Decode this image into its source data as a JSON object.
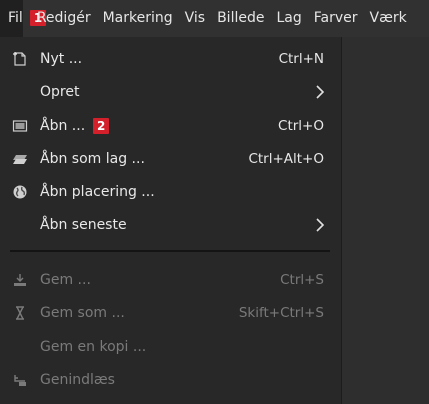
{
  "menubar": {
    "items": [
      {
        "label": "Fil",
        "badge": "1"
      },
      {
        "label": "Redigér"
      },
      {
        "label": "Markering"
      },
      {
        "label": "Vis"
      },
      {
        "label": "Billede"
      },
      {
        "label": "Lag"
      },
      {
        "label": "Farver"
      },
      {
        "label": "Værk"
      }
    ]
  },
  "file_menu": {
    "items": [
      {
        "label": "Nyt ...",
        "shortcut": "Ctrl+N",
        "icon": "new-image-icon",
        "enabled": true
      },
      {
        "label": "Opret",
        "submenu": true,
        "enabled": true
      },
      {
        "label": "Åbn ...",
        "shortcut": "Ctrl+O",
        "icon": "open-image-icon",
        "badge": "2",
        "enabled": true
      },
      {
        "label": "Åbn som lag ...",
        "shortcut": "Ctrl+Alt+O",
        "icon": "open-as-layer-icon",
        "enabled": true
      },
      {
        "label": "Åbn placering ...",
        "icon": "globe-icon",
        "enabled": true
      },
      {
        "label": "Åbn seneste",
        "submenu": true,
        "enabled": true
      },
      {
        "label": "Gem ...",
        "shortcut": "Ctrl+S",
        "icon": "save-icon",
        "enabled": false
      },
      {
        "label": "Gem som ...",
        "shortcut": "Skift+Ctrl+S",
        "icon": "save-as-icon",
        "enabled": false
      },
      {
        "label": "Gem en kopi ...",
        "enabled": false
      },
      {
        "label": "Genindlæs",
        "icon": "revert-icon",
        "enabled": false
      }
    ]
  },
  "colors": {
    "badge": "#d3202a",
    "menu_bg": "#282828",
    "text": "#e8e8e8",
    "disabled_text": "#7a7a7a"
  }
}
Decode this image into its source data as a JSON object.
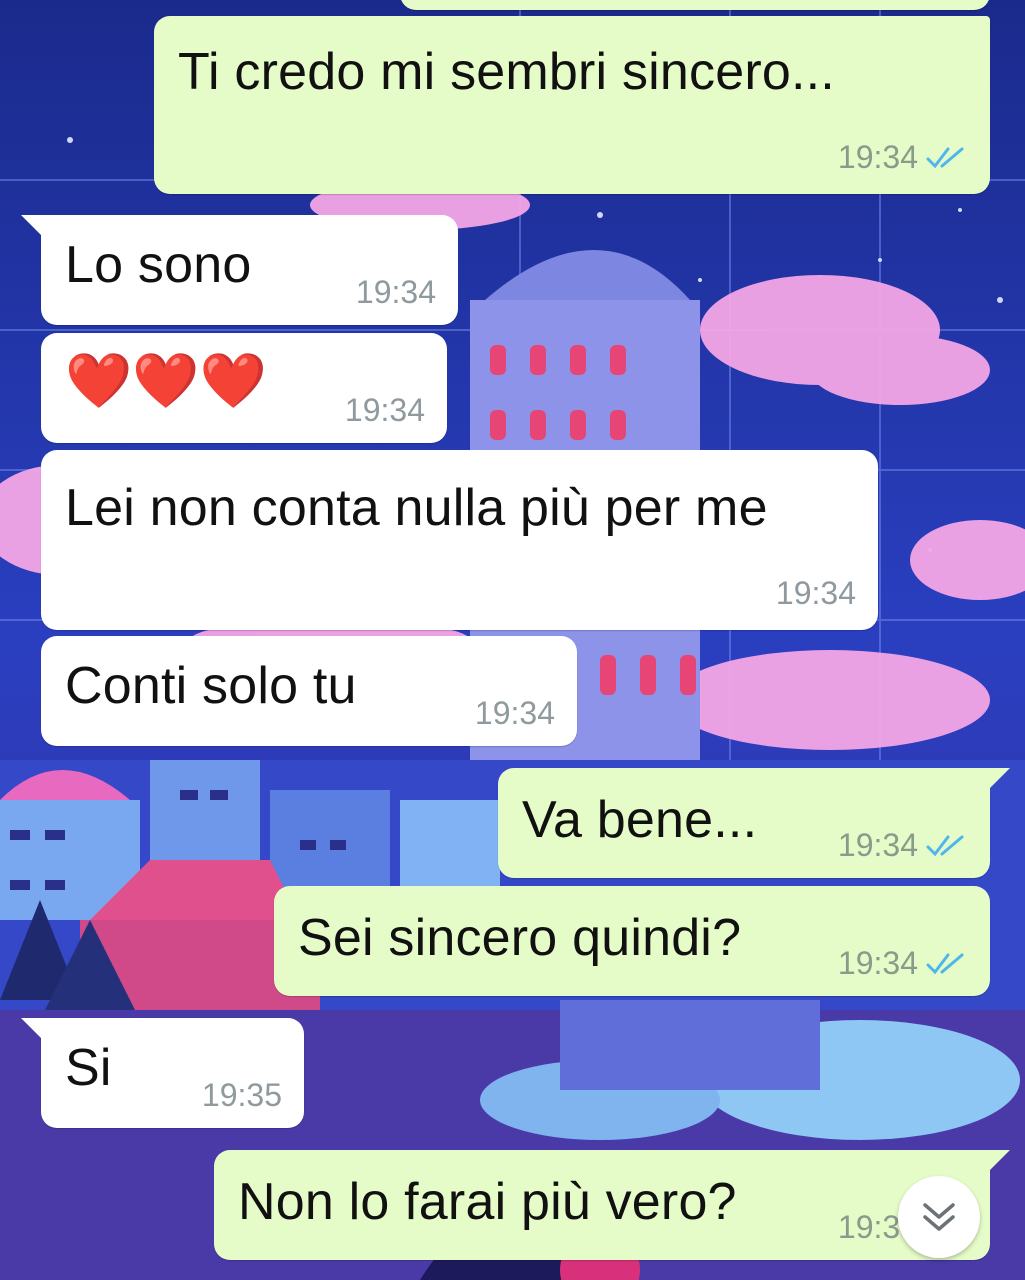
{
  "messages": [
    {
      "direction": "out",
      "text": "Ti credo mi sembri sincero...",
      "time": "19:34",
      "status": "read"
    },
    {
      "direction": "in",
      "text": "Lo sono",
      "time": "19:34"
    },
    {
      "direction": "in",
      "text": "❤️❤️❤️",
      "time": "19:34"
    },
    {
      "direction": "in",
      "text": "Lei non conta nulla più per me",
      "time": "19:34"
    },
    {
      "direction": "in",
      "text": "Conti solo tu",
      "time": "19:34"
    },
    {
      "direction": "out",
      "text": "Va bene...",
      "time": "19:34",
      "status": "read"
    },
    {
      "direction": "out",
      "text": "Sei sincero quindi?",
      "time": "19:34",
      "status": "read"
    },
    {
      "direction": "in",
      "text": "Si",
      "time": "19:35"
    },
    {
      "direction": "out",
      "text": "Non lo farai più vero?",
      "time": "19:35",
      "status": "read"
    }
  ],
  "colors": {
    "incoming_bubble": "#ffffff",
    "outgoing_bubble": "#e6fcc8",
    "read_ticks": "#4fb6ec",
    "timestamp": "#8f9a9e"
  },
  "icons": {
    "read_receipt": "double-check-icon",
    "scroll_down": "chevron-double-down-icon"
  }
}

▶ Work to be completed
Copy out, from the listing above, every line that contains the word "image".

▶ Response
Decode this image into its source data as a JSON object.
        "icon": "new-image-icon",
        "icon": "open-image-icon",
Decode this image into its source data as a JSON object.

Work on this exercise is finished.